Note that this advice is primarily for lowsec, and only a starting point in null and WH.  In those areas you also have bubbles there and perhaps other things I'm not familiar with.

How to lose your pod:
  1. Trying to stick out that last moment when your ship is going down.
    • Reason: Your pod will need to align before it can warp out and if you are fighting a gang there is a good chance someone with a fast locker will be trying to catch your pod. Pods align very quickly but they do not do so instantly.
    • Alternative: As soon as you realize your ship is going to be lost align to a bookmark or celestial and spam warp. When your ship blows the first warp command registered should get your pod out. Be warned that aligning may mean that you lose transversal and thus will suddenly take damage at a higher rate than you were previously.
    • Additional: Have a tab that only has celestials that are safe to warp to.  Many people label this "GTFO."  Warping to the sun is particularly predictable.  I personally like have a bookmark near the sun so if someone sees me align they may waste time thinking they can catch me there.  Meanwhile I bounce and GTFO.
    • Bonus: You may get your ship out anyway.  See this Reddit thread that happened to pop up today: Never ever stop spamming "warp to".
  2. When you encounter a camp on a gate, attempt to jump in your pod after your ship is lost.
    • Reason: You incur a session timer when your ship is destroyed that keeps you from taking a gate.
    • Alternative: Once you realize you aren't going to be able to crash the gate, align out and warp your pod immediately upon losing your ship.
  3. Warp straight from losing your ship in a fight to a gate or station.
    • Reason: Your aggression timer from the fight will keep you from docking or jumping, making your pod vulnerable to hostiles.

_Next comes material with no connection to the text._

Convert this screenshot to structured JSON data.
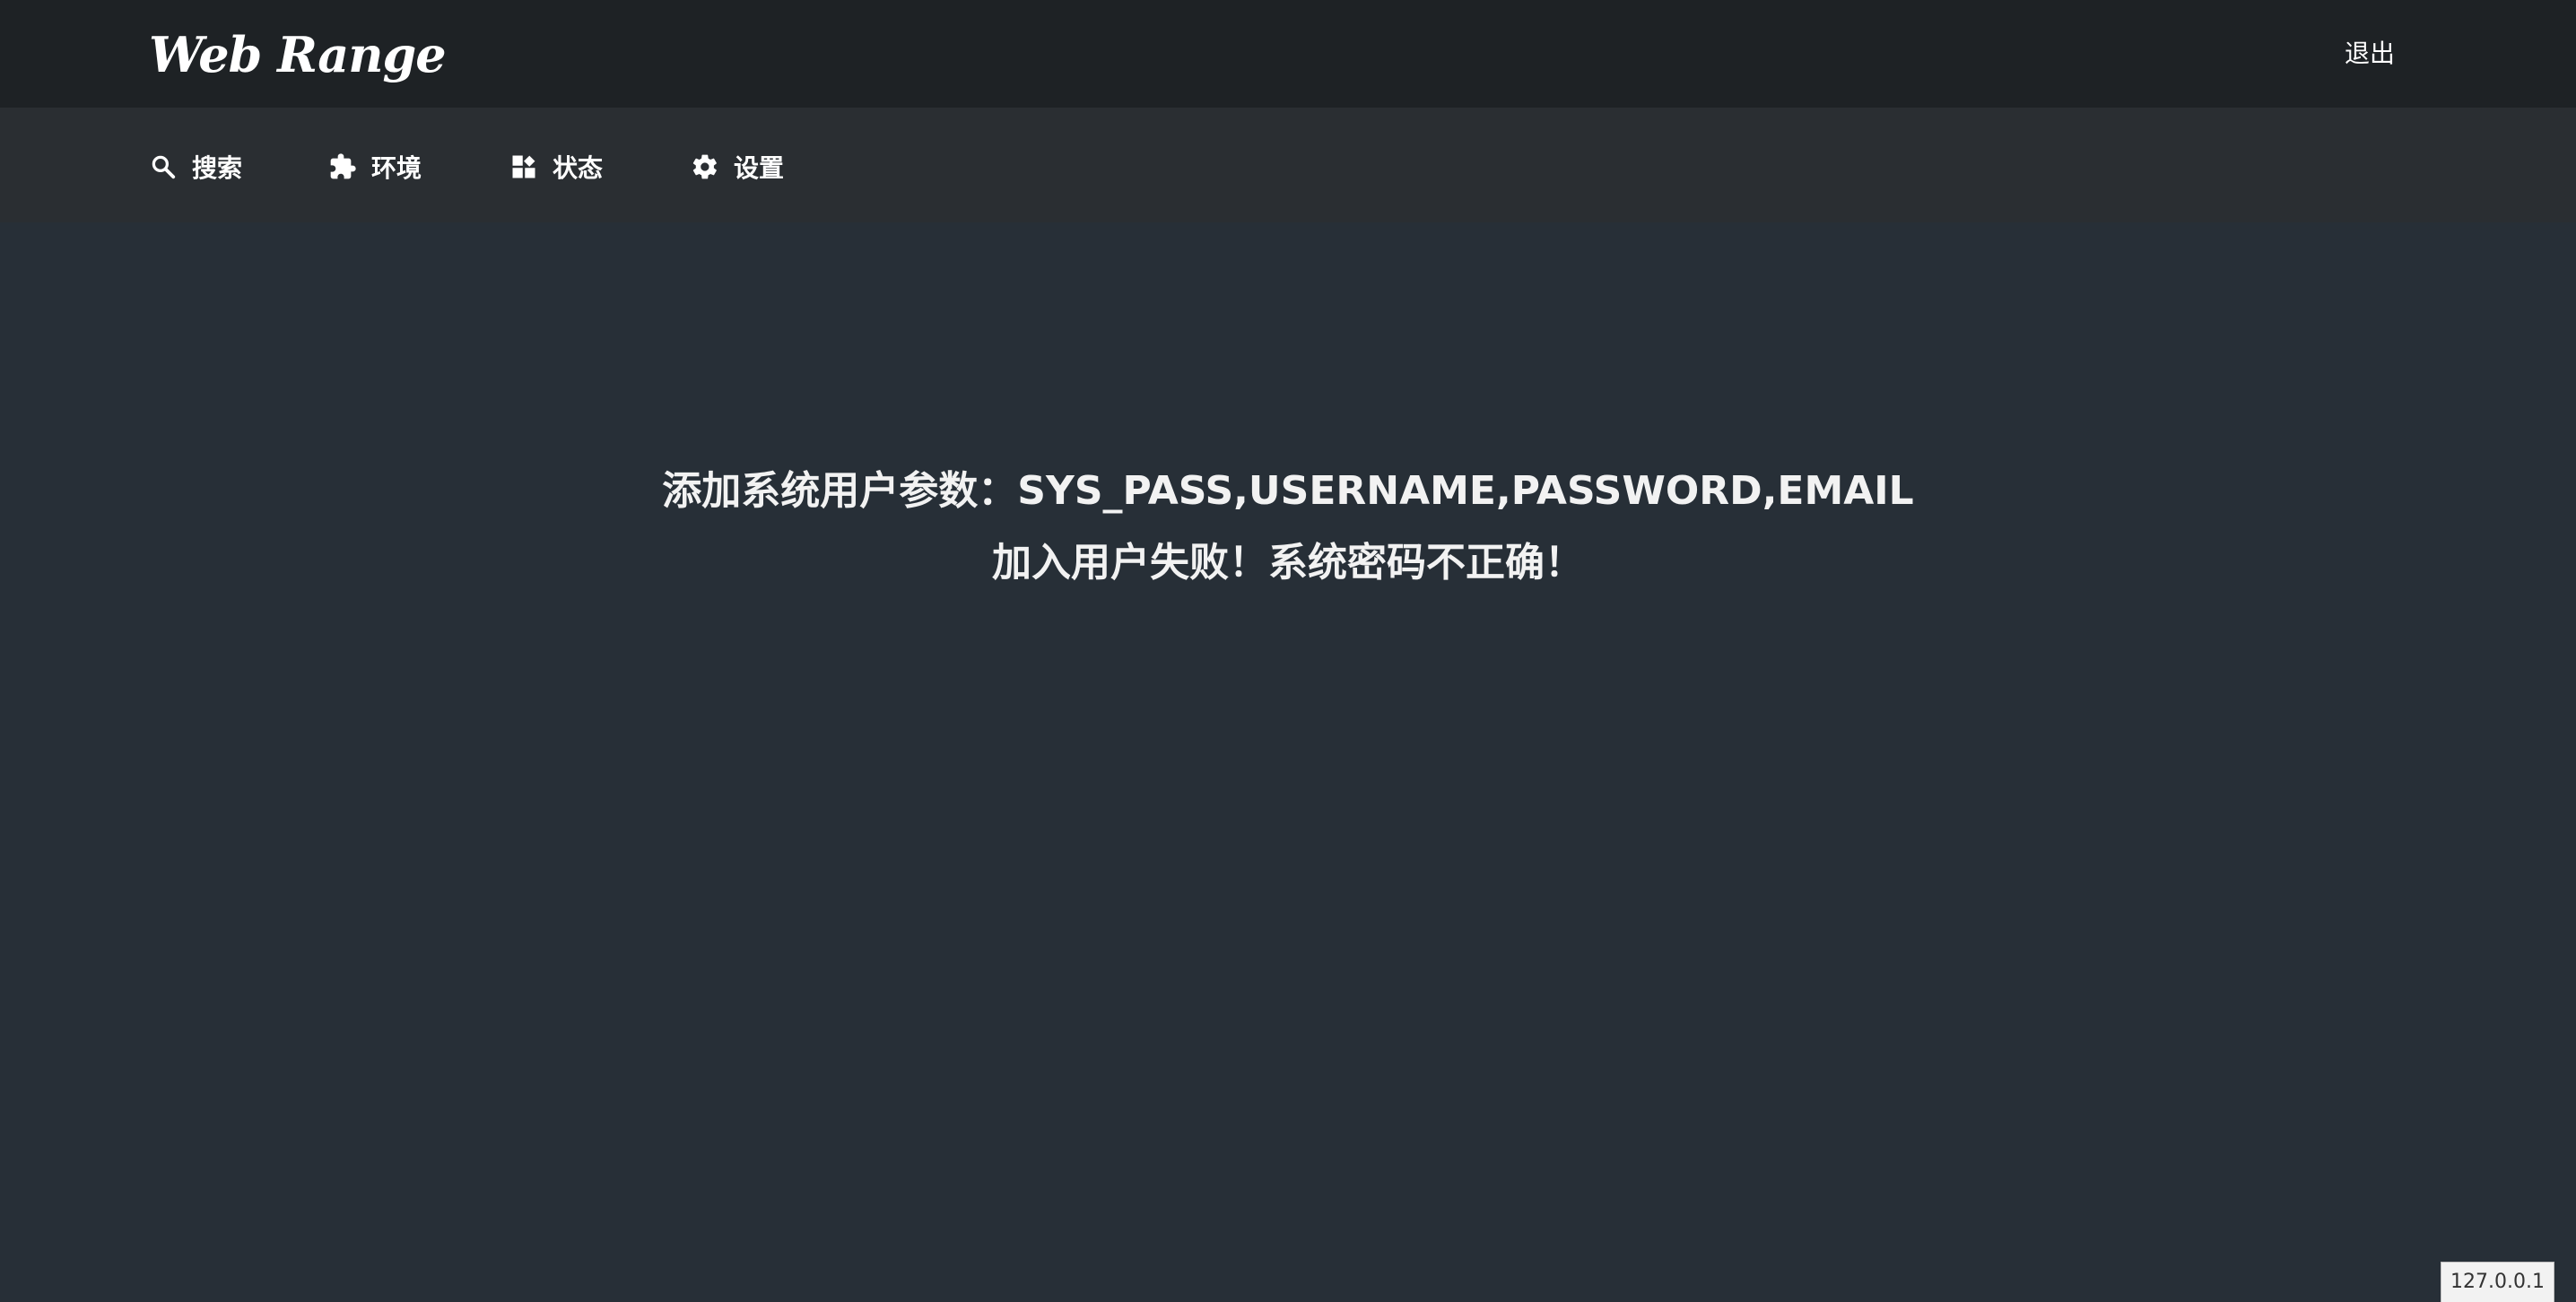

    • Alternative: Warp to a safe after losing your ship, or if you have no safes in the system warp to a celestial. As soon as you land at the celestial warp to a new celestial and drop a bookmark while in warp to give yourself a place to wait out your timer.  In most cases one bounce will be enough time though.
  4. Warp straight to a gate after losing your ship, particularly in a hot warzone.
    • Reason: Some smartbombers will watch for hot spots on the map and plant themselves between the fight and the gate.  They'll hit their bombs as soon as they see you on d-scan.
    • Alternative: Your corp probably already has 150km perches off of the gates.  If not then now is a good time to make them.  Go to that perch and peek at the gate.  Even if the smartbomber is cloaked and tries to uncloak and get you then the perch is likely to give you a different angle to gate that will save you.
  5. Warp to a station when there are likely campers on station.
    • Reason: Warping to zero on a station lands you within a range of locations, some of which may not have you immediately be within the docking radius. Note that some campers may be sitting on the undock with smartbombs so they will not have a locking delay.
    • Alternative: Establish a docking bookmark, preferably at a location other than the undock location.
  6. Undock from a station without having a undock bookmark ready.
    • Reason: There is a short period of invulnerability when undocking, but this is not sufficient for most ships to align to their destination compared to the lock time of potential station campers.
    • Alternative: Have an undock bookmark ready and warp to it at a random distance immediately if there are possible campers around. Creation of an undock bookmark is a topic longer than this brief summary, but googling should get you an answer fast.
My corpmate YoYo Mommy has a video that demonstrates many of these, so check it out.

Did I miss anything? Feel free to let me know in the comments.